My father was a smart man, perhaps brilliant. He was a scientist. I’d tell people that and describe visiting his research lab where a white rat bit my finger when I tried to pet him. If they assumed he was working on a cure for cancer or inter galactic travel it wasn’t my fault. I never told them… Continue reading My Father the Spy
Before I leave work, I exchange my pants for a skirt. There is no dress code for preparing a body for Baha’i burial, but for Esther, we will follow the Native American tradition of women wearing dresses in sacred ceremonies. Those ceremonies are the only time Esther wore a dress. There are instructions for the… Continue reading Departures
My son and a friend went to Canada for a week-end workshop to contact aliens. Before he left, Nathan asked me to not tell Grandpa Nesbit. I promised, but he didn’t have to ask. I would never tell my father, but I had my own reasons. Nathan and I agree it is more logical to believe there are… Continue reading Visited
On Fridays in French class our teacher let us choose a topic to discuss. It could be anything as long as we spoke French. We started with pets, TV shows, and the Beatles. We tested her by talking about disrespectful teachers, and went on to parents and Vietnam. When we got mad and reverted to… Continue reading Compliquée
4lbs. 13 oz.
“I think I’m getting my period.” George makes tea. I gather heating pad, books and the remote. The bonus of pregnancy and breastfeeding is no periods. It’s been over two years and I don’t remember it hurting this bad. I fall into a nightmare. I can’t breathe. I think I might die, but the pain… Continue reading 4lbs. 13 oz.

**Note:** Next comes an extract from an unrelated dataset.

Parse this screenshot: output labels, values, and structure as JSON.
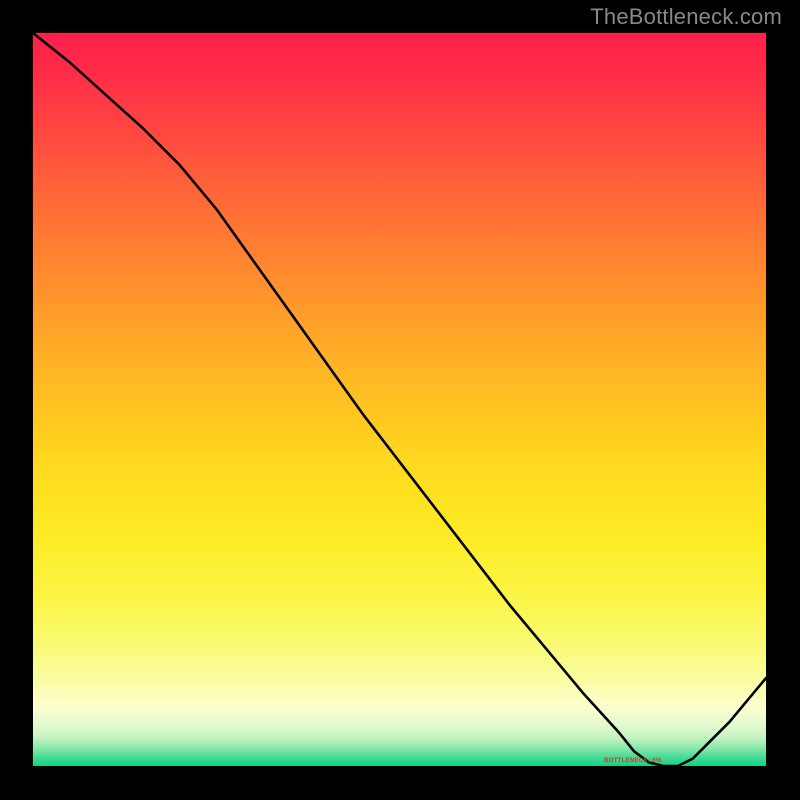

My father picked me up from the bus. I was too busy talking about semester finals and problems with my landlord to notice his silence. When we pulled up to the house, I knew something was wrong. No wreath on the door. No electrically lit candles in the windows. Inside there was nothing to show Christmas was… Continue reading The Gift
It is getting late, but I don’t tell the kids it’s past bedtime. Not tonight. I wish George could be here, but he’s out of town. When I told him about it, he laughed — the laugh that makes him take off his glasses, wipe his eyes, and then bust out laughing again. I wash… Continue reading Moon Dance
Let me listen… Help me hear the stories… Make me speak the truth… My cell phone rings in the cabin and I jump to answer. It feels like a dream. Cell phones don’t work here. The ring tone is the waltz; the one I assigned to my parents. The deck of cards icon pops up… Continue reading Gifts
My mother was a housewife. She claimed it without pride or apology. She spent hours cleaning and cooking and received nothing in return, except for the annual Hallmark Mother’s Day card claiming we appreciated everything she did. Once, and only once, she demanded acknowledgement. Every week she vacuumed the venetian blinds, but once a year… Continue reading Assumptions
I wrote this essay eleven years ago. This year my daughter came to visit for a couple weeks (she now lives in Las Vegas) and left early Christmas morning with her five kids to drive back home. During the visit here-she flew back home for a few days to have a mini “stay vacation” with… Continue reading Kwanzaa-revisted
My Father’s Names
I called him “Daddy” when he taught me to ride a bike, and baited my fishing hook because I heard the worm scream, and whisker-scratched me good night. I still called him Daddy when he talked about his college track days and set up the high jump in the yard. I have my mother’s short legs instead of his long ones.… Continue reading My Father’s Names